* _Prompt_:
Report how many lines in the records that follow have the word "value" in them, giving the number and nothing more.

(Source data)

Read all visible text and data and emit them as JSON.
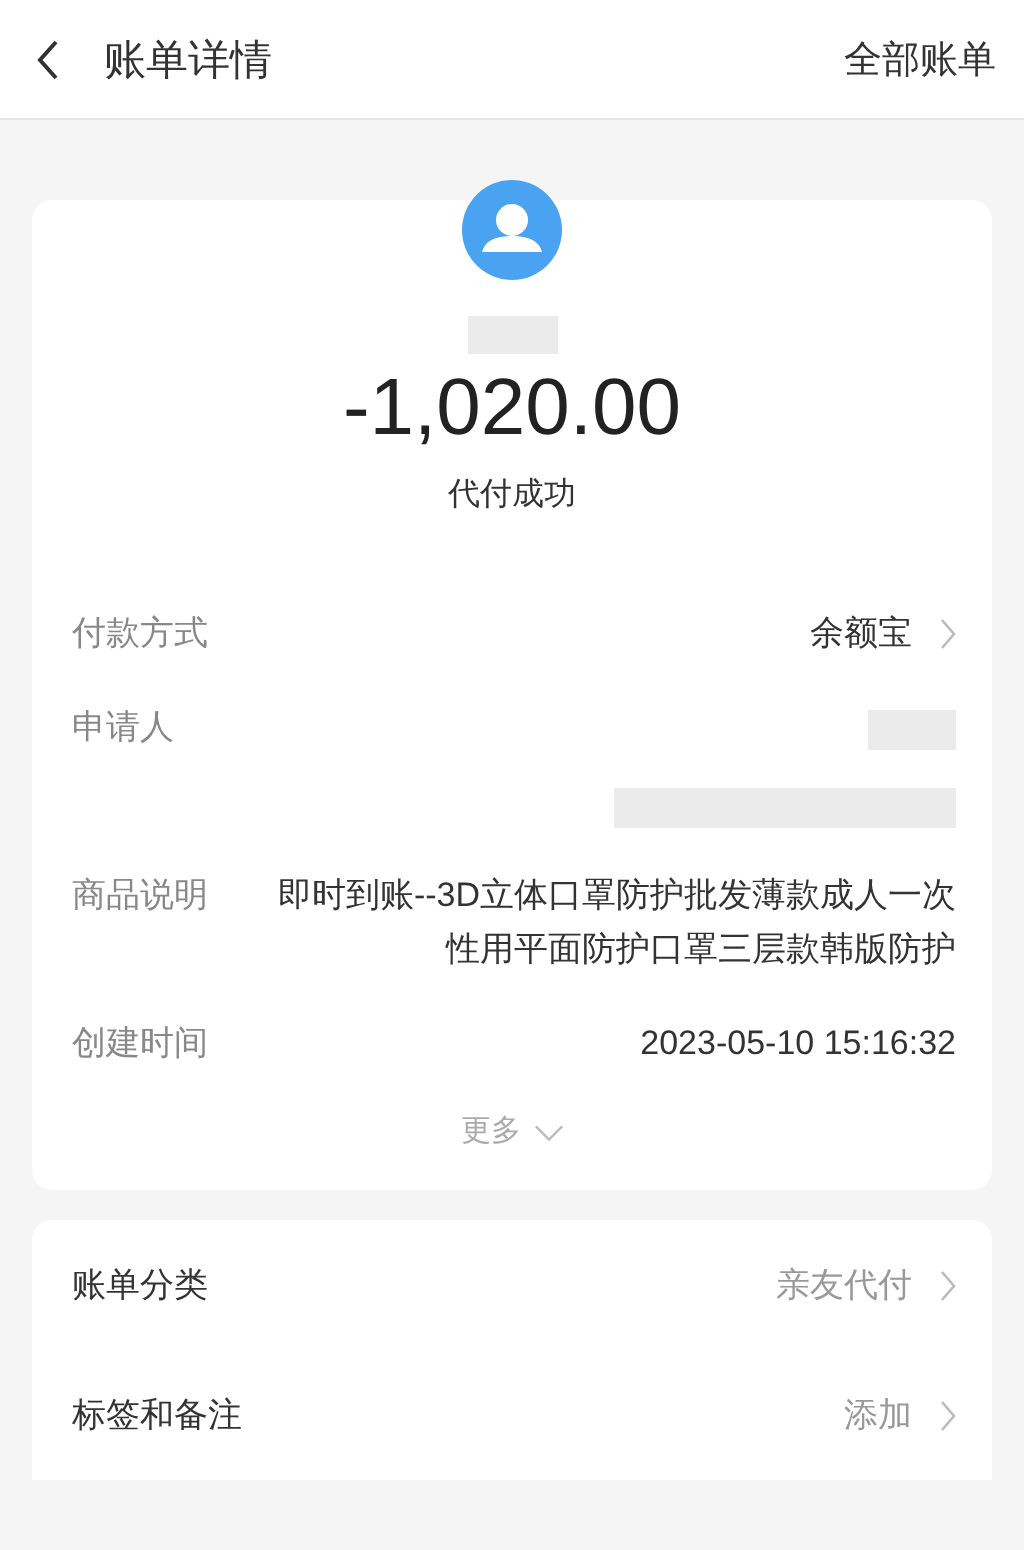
{
  "header": {
    "title": "账单详情",
    "action": "全部账单"
  },
  "summary": {
    "amount": "-1,020.00",
    "status": "代付成功"
  },
  "details": [
    {
      "kind": "link",
      "label": "付款方式",
      "value": "余额宝"
    },
    {
      "kind": "redacted",
      "label": "申请人"
    },
    {
      "kind": "text",
      "label": "商品说明",
      "value": "即时到账--3D立体口罩防护批发薄款成人一次性用平面防护口罩三层款韩版防护"
    },
    {
      "kind": "text",
      "label": "创建时间",
      "value": "2023-05-10 15:16:32"
    }
  ],
  "more": "更多",
  "settings": [
    {
      "label": "账单分类",
      "value": "亲友代付"
    },
    {
      "label": "标签和备注",
      "value": "添加"
    }
  ]
}
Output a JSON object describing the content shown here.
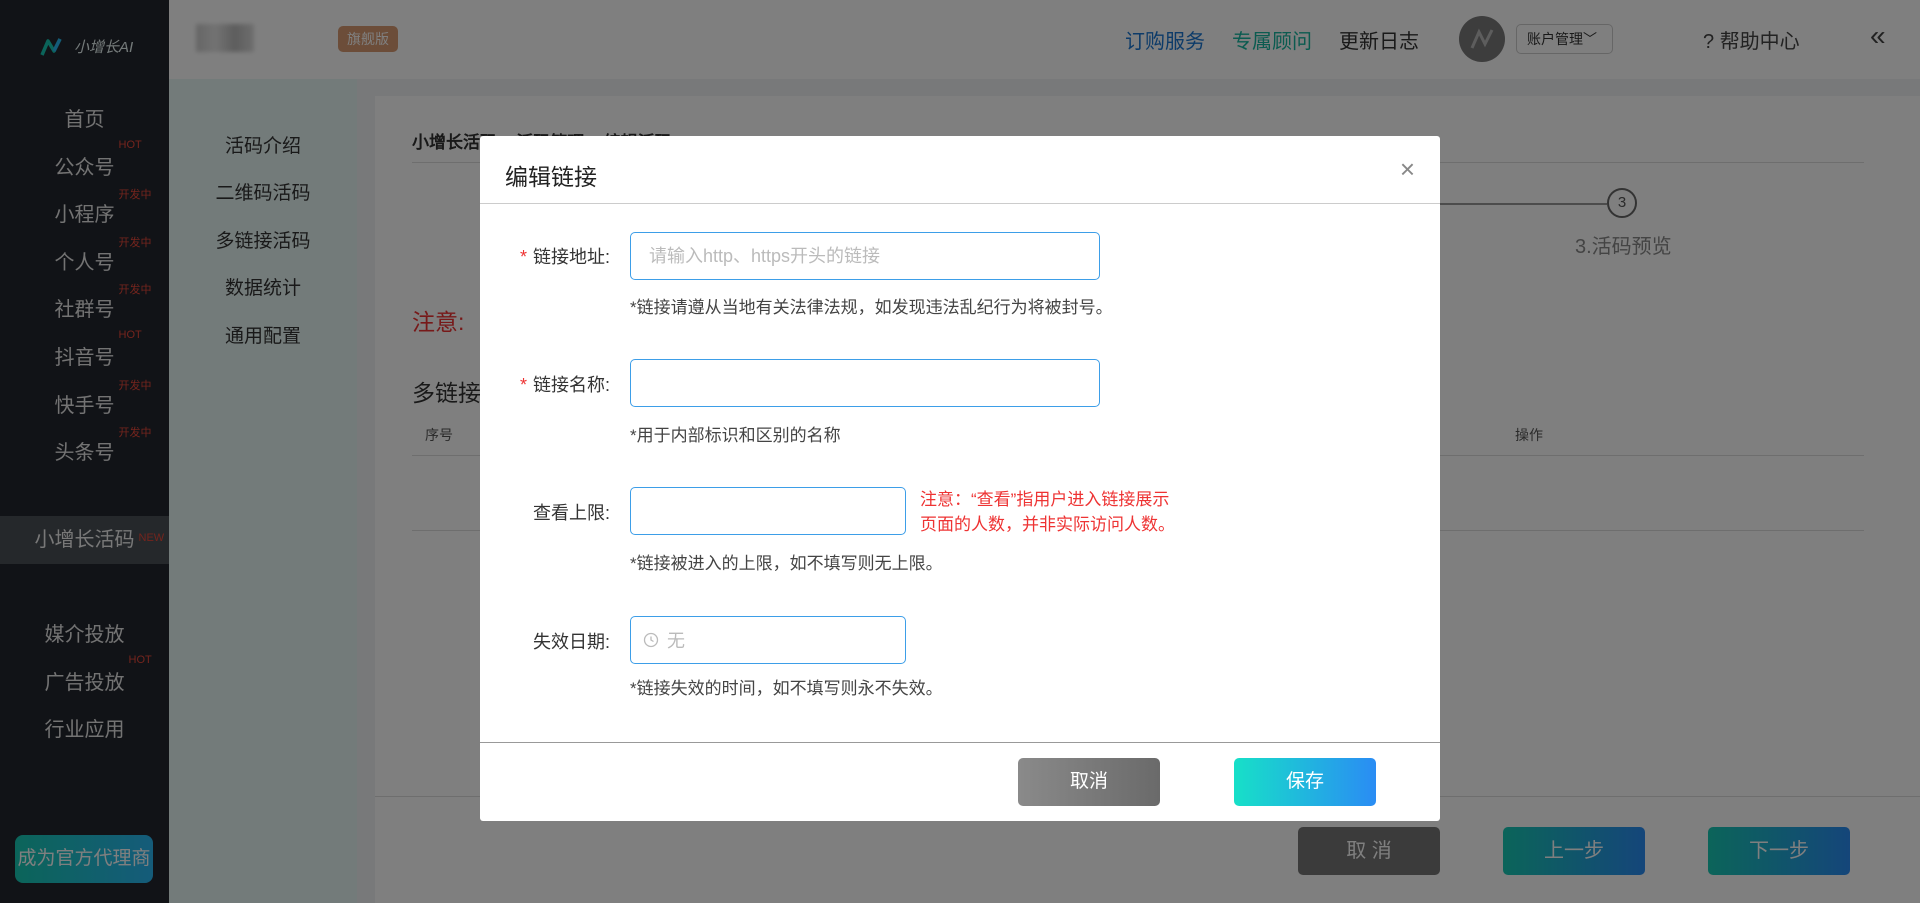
{
  "brand": {
    "name": "小增长AI"
  },
  "topbar": {
    "edition_badge": "旗舰版",
    "links": [
      "订购服务",
      "专属顾问",
      "更新日志"
    ],
    "link_colors": [
      "#1a77d2",
      "#17b6a0",
      "#333333"
    ],
    "account_label": "账户管理",
    "help_label": "帮助中心",
    "collapse_icon": "double-chevron-left-icon"
  },
  "sidebar": {
    "items": [
      {
        "label": "首页",
        "badge": ""
      },
      {
        "label": "公众号",
        "badge": "HOT"
      },
      {
        "label": "小程序",
        "badge": "开发中"
      },
      {
        "label": "个人号",
        "badge": "开发中"
      },
      {
        "label": "社群号",
        "badge": "开发中"
      },
      {
        "label": "抖音号",
        "badge": "HOT"
      },
      {
        "label": "快手号",
        "badge": "开发中"
      },
      {
        "label": "头条号",
        "badge": "开发中"
      },
      {
        "label": "小增长活码",
        "badge": "NEW"
      },
      {
        "label": "媒介投放",
        "badge": ""
      },
      {
        "label": "广告投放",
        "badge": "HOT"
      },
      {
        "label": "行业应用",
        "badge": ""
      }
    ],
    "agent_button": "成为官方代理商"
  },
  "subnav": {
    "items": [
      "活码介绍",
      "二维码活码",
      "多链接活码",
      "数据统计",
      "通用配置"
    ]
  },
  "background": {
    "breadcrumb": "小增长活码 > 活码管理 > 编辑活码",
    "step3_number": "3",
    "step3_label": "3.活码预览",
    "note": "注意:",
    "section_title": "多链接",
    "table_headers": {
      "index": "序号",
      "ops": "操作"
    },
    "footer_buttons": {
      "cancel": "取 消",
      "prev": "上一步",
      "next": "下一步"
    }
  },
  "modal": {
    "title": "编辑链接",
    "close_icon": "close-icon",
    "fields": {
      "url": {
        "label": "链接地址:",
        "required": true,
        "value": "",
        "placeholder": "请输入http、https开头的链接",
        "hint": "*链接请遵从当地有关法律法规，如发现违法乱纪行为将被封号。"
      },
      "name": {
        "label": "链接名称:",
        "required": true,
        "value": "",
        "placeholder": "",
        "hint": "*用于内部标识和区别的名称"
      },
      "limit": {
        "label": "查看上限:",
        "required": false,
        "value": "",
        "placeholder": "",
        "warning": "注意：“查看”指用户进入链接展示页面的人数，并非实际访问人数。",
        "hint": "*链接被进入的上限，如不填写则无上限。"
      },
      "expiry": {
        "label": "失效日期:",
        "required": false,
        "value": "无",
        "icon": "clock-icon",
        "hint": "*链接失效的时间，如不填写则永不失效。"
      }
    },
    "buttons": {
      "cancel": "取消",
      "save": "保存"
    }
  },
  "colors": {
    "accent_teal": "#17c9b4",
    "accent_blue": "#2a8cf4",
    "input_border": "#3d9ee8",
    "warning_red": "#e33333"
  }
}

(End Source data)

* _Reply to the exercise_:
9